Research data is the original Intellectual Property produced by researcher that is then reported and interpreted in scholarly books, journal articles, and conference proceedings. This collection is a store of research data produced by Oxford Brookes researchers so that their data can be accessed by other researchers and the public.
This research is part of a wider project, funded by the EPSRC’s Inclusion Matters initiative, looking at the participation of women scientists, engineers and mathematicians in university spinout companies. As highlighted in our previous report, only 13% of spinout companies across the whole of the UK have a woman founder (Griffiths and Humbert, 2019). This cannot be solely attributed to the underrepresentation of women in professorial roles in STEM disciplines. As this study shows, researchers may spinout at different stages of their careers and the majority of spinout founders in our sample could be classed as early- or mid-career academics.
This research charts founders’ spinout journeys from the early days of establishing the company through to developing the spinout and reflecting upon challenges and successes. It compares the experiences of women and men academic founders to better understand where women may be
encountering gender bias and have to overcome additional challenges. This approach has enric…
The document provides an excutive summary of our research project funded by the British Acadamy (2019-2021). It also serves as a reference to the seminar we delivered on 14 Sep 2021 to the industry and the research community.

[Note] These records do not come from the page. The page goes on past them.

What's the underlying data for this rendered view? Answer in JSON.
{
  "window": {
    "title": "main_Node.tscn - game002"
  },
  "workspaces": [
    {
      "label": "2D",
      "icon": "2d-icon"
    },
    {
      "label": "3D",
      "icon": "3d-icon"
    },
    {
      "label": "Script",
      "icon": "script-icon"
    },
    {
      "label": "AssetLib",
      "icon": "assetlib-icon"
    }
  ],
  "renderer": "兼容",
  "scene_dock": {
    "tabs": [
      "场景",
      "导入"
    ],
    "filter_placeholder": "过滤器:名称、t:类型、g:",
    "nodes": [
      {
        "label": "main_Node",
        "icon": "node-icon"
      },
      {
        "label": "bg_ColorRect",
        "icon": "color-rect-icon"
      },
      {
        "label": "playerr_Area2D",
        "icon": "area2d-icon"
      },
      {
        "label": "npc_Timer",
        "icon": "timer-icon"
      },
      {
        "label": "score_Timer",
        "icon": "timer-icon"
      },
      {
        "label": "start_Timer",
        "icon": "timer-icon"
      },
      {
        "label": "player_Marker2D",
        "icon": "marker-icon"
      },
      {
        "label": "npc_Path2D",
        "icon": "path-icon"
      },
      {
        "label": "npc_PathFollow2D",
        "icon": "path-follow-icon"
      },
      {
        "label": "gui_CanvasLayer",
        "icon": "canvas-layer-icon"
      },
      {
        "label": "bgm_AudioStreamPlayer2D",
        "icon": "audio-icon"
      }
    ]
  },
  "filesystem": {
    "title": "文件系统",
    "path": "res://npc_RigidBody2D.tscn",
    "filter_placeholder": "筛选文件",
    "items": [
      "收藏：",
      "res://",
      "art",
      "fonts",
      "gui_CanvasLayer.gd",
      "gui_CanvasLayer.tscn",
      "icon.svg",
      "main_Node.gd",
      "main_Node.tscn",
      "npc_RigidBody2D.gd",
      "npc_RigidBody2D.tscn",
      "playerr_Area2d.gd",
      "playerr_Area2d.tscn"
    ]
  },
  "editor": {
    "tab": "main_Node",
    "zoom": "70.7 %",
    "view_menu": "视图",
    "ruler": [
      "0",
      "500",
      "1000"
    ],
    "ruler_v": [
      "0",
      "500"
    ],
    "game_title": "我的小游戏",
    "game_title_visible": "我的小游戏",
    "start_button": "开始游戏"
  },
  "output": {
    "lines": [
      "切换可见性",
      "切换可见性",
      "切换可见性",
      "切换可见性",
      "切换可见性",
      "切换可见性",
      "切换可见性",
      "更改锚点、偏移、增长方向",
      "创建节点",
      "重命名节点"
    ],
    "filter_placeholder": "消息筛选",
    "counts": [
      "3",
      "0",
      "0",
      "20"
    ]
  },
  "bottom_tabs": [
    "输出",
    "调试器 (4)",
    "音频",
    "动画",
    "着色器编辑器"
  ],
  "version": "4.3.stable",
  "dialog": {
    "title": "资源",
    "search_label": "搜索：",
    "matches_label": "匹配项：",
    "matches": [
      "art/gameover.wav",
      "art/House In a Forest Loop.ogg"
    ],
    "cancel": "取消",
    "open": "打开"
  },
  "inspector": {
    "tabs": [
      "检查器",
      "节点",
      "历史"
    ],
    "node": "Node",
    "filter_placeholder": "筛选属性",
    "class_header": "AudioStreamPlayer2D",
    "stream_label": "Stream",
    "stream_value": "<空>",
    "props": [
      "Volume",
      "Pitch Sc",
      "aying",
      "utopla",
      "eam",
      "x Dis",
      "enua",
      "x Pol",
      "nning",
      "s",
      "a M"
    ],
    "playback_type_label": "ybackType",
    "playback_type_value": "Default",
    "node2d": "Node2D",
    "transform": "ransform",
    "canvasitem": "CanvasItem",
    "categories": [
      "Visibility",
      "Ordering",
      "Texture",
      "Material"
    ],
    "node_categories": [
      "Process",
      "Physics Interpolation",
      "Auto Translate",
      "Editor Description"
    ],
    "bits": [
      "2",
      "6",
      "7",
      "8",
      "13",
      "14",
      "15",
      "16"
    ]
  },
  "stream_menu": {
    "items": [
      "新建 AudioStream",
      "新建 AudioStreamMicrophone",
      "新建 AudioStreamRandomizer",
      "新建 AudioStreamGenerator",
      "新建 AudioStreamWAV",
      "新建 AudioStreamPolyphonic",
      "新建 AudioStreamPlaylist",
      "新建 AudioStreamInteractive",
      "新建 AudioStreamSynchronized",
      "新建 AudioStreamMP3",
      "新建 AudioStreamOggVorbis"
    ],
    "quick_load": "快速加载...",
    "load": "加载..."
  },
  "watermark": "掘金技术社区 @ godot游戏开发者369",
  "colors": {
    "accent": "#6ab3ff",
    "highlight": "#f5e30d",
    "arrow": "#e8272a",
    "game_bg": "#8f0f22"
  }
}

This report explores the preconceptions that early career researchers (ECRs) in STEM hold toward academic entrepreneurship and the commercialisation of research and innovation through spinout companies. It is the third and final report that documents the findings from the Women and Spinouts: A Case for Action project, funded by the EPSRC under its Inclusion Matters programme.
This section focuses on a framework for career development and is based on the accounts of successful women spinout founders.
This section focuses on the development of coaching conversations and is based on the accounts of successful women spinout founders.
This section focuses on the development of Knowledge, Skills and Attitudes (KSAs) and is based
on the accounts of successful women spinout founders.
This competency-based Framework aims to support and encourage women researchers to become spinout founders. It is situated in an approach which recognises that many of the barriers researchers face on their route to academic entrepreneurship are structural. Similarly, this Framework also recognises that spinouts are typically founded by teams rather than individuals and so many of the resources encourage researchers to consider who else they bring in or lean on for support.
An interview with Fathima Zahra about her ignitionpress pamphlet Sargam / Swargam
This framework outlines how Higher Education Institutions (HEIs) can develop gender-inclusive
academic entrepreneurship. It is informed by ‘Promoting Equality, Diversity and Inclusion in
University Spinout Companies - A Case for Action, a project funded by EPSRC’s Inclusion Matters
programme. Focusing on the under-representation of women in STEM as founders of university spinout companies and its findings has given insight into the challenges and enablers experienced by
women founders. In particular these findings have highlighted structural barriers within institutions that
can hinder the participation of women researchers in spinout leadership
This Framework forms the basis of developing discussions and can be used by anyone contemplating spinout and by organisations intent on nurturing individuals in spinout.
RADAR: Research Archive and Digital Asset RepositoryAbout RADAR